3. The TQ phenolic bowl is hated by some, but it actually helps keep the fuel cooler, whic
Similar to the earlier AFB and AVS, the ThermoQuad is configured in a stacked arrangement of main body, which contains the integral bowls, an upper airhorn assembly. Unlike its earlier brothers, the TQ features a separate lower throttle plate assembly. These three main assemblies are held together by ten bolts at the top of the carb. Disassembly begins with the removal of all of the linkages, the secondary/choke dashpot, and any ancillary devices or solenoids. We like to remove the metering rod assembly before separating the major castings. Once inside, it is clear that the majority of the components are incorporated into the airhorn assembly. Lift the corner of the gasket, and pull the float pins, floats, and needle and seats. Pull the plastic accelerator pump transfer tube, and then the body gasket can be removed. The secondary jets have flats on their sides and can be removed with a 5⁄16-inch wrench. The accelerator pump plunger is knocked out from the top after the "S" link is removed, driving the plate and check valve assembly out of the bottom of the pump well. In front of the choke plate, you'll find the accelerator pump discharge nozzles, with a check-needle beneath.

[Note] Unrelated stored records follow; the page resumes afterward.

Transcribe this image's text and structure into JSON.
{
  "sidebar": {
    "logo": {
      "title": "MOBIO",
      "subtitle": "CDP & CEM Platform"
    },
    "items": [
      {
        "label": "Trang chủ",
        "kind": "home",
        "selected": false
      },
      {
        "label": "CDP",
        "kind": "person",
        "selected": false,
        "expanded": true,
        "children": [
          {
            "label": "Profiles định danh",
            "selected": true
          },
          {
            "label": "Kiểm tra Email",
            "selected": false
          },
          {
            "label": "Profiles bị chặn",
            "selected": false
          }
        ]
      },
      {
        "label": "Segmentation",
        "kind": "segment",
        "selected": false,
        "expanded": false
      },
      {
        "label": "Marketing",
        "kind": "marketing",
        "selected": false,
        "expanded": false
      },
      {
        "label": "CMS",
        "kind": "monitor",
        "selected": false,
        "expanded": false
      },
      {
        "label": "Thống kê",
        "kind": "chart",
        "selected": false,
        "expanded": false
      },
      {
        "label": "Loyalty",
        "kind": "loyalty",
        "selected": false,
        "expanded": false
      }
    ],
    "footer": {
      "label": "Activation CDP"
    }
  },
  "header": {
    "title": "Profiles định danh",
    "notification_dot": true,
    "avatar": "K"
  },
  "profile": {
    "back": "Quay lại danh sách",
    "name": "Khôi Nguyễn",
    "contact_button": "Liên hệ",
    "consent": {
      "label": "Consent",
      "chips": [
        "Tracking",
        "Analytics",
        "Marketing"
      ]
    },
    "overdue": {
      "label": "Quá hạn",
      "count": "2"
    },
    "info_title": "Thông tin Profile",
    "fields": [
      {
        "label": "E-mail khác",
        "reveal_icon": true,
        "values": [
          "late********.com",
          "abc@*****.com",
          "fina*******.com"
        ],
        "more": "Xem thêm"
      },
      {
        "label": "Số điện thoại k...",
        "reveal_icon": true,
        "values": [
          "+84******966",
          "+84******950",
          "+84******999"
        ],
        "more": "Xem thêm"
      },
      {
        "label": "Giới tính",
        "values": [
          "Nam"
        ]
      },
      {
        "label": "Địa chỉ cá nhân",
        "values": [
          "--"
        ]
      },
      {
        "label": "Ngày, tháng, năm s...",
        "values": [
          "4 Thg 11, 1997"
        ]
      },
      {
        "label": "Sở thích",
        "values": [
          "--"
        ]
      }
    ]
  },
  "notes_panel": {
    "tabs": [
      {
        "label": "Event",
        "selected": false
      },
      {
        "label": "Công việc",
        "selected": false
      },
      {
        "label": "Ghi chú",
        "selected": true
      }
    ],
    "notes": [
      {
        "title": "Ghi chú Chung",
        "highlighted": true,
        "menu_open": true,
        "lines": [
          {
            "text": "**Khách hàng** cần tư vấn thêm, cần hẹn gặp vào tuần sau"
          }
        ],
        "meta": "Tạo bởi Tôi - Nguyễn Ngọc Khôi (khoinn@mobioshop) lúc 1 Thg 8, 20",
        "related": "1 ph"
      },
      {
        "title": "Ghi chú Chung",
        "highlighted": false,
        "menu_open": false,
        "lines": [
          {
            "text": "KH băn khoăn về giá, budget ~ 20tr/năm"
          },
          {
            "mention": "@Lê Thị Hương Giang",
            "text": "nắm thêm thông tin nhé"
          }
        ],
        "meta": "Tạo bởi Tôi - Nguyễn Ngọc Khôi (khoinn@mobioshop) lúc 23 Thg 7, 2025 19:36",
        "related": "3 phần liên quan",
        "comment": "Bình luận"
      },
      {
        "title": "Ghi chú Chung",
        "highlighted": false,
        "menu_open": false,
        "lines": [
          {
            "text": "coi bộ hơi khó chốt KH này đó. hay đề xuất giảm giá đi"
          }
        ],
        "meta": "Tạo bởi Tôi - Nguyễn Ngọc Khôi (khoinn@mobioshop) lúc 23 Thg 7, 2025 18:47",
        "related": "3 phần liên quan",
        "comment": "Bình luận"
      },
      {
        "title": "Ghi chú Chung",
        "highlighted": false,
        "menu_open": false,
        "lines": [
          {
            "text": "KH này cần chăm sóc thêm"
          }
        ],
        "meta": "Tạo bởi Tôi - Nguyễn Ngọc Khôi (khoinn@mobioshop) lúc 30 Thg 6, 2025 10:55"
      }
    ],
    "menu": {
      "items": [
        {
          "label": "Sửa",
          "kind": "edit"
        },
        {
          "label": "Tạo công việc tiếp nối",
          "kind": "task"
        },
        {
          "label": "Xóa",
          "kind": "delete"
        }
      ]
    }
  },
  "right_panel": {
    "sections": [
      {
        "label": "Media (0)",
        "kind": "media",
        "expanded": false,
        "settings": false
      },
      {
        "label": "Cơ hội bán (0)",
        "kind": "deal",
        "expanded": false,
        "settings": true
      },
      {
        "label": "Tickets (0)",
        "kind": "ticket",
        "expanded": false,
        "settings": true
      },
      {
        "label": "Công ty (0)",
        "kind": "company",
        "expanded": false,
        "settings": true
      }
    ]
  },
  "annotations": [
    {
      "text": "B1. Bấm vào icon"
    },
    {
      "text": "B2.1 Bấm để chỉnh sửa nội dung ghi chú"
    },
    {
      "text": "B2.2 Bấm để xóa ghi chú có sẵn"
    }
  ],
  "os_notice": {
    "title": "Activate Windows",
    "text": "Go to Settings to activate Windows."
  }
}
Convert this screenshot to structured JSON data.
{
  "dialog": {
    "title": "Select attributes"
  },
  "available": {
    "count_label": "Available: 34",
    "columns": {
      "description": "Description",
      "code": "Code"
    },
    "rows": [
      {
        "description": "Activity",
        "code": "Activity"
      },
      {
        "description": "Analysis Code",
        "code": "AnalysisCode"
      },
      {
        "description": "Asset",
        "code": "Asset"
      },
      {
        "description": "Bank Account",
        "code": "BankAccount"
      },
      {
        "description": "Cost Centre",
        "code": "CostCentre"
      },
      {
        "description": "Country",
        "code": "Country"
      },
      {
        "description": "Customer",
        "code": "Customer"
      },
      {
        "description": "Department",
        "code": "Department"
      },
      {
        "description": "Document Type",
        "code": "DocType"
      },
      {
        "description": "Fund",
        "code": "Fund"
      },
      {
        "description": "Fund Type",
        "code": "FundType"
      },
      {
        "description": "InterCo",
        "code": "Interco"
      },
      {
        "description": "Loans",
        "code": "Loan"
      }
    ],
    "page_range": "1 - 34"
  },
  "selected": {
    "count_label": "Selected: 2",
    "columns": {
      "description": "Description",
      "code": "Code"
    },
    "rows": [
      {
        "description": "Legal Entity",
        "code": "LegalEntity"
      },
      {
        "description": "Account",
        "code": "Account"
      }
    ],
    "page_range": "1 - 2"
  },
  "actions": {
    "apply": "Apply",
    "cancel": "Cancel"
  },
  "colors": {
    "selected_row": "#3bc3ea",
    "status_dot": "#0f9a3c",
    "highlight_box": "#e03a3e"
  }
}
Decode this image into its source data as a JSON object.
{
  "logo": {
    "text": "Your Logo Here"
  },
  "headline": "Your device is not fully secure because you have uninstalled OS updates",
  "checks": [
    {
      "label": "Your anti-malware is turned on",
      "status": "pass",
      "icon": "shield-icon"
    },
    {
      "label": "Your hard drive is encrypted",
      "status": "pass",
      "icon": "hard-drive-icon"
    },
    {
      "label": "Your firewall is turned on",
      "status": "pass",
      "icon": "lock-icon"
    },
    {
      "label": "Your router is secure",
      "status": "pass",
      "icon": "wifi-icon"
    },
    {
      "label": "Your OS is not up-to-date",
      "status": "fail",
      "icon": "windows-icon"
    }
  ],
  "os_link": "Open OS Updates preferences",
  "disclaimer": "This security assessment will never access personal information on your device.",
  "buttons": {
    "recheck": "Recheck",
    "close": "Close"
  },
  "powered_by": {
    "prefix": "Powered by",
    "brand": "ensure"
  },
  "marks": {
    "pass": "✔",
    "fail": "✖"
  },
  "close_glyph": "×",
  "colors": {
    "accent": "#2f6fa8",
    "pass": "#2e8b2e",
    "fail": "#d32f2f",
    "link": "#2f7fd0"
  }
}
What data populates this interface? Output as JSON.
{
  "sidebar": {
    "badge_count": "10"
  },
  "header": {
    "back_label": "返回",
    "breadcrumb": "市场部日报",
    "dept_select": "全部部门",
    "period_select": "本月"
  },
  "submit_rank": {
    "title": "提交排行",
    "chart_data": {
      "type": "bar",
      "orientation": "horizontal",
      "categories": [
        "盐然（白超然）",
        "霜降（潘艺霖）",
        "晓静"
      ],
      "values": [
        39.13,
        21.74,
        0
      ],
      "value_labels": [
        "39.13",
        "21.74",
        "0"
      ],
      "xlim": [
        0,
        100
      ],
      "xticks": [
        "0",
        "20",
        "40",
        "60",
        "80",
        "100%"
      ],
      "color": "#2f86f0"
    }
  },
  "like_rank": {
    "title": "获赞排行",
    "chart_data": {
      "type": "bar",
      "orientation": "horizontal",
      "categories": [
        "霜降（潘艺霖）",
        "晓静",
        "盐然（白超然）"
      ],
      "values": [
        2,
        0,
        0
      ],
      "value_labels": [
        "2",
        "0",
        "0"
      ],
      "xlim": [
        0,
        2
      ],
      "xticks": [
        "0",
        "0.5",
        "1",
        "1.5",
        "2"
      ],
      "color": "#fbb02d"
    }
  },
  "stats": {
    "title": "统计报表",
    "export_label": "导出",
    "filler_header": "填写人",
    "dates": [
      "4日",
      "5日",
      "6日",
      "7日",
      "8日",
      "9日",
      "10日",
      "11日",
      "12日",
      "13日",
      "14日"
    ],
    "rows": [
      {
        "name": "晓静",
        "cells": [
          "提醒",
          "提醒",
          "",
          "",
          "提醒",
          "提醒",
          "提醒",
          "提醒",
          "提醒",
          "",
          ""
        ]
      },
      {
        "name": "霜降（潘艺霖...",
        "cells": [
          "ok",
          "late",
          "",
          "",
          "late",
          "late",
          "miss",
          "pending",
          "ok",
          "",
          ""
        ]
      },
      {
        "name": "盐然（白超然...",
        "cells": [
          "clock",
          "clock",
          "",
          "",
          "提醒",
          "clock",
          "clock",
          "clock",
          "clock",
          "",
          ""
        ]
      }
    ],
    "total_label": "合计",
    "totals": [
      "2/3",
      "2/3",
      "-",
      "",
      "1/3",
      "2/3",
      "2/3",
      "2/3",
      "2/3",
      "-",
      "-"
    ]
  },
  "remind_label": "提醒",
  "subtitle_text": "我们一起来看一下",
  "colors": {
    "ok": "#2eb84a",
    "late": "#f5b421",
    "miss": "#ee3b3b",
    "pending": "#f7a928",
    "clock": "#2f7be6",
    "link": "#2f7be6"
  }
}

The other two major castings have comparatively few parts. The main body contains the primary jets, a baffle plate in the secondary bores, and a pair of O-rings in the main wells. At the base plate, you'll find the metering rod step-up lever and pin, as well as the idle mixture and fast idle screws.
4. Note the huge proportion of the secondary versus the primary throttle butterflies. The
Disassembly Mistakes and Trouble Spots
Disassembly of a TQ is really pretty straightforward, though damage usually happens when it is forced apart. A common error is forgetting about the two body fasteners behind the choke in the primary barrels. Sometimes, even when all the fasteners are loose, the gaskets can stick, keeping the carb from coming apart. Never pry a TQ apart, since the phenolic bowl will crack or break. Usually, a few light hammer taps around the aluminum airhorn will free it. The fast idle link from the choke countershaft lever down to the throttle linkage is best freed by bending back the top lever just enough to release the link.
When removing the primary jets and inlet seats, use a correctly sized screwdriver with a slot wide enough to fully engage the part to avoid mangling the brass. The primary jets can sometimes be frozen in the body, and we have seen excessive force here rip the thread insert right out of the phenolic body, destroying it. Penetrating oil, or in extreme cases, an acidic solution can be applied to the backside of the jets via the main well transfer passages adjacent to the primary barrels. Carefully inspect the main body, especially for loose or leaking primary well buckets which are factory epoxied to the underside of the main body. Contrary to the popular myth, the main body is rarely warped, though it is subject to breakage and cracking, especially after becoming brittle over decades of use.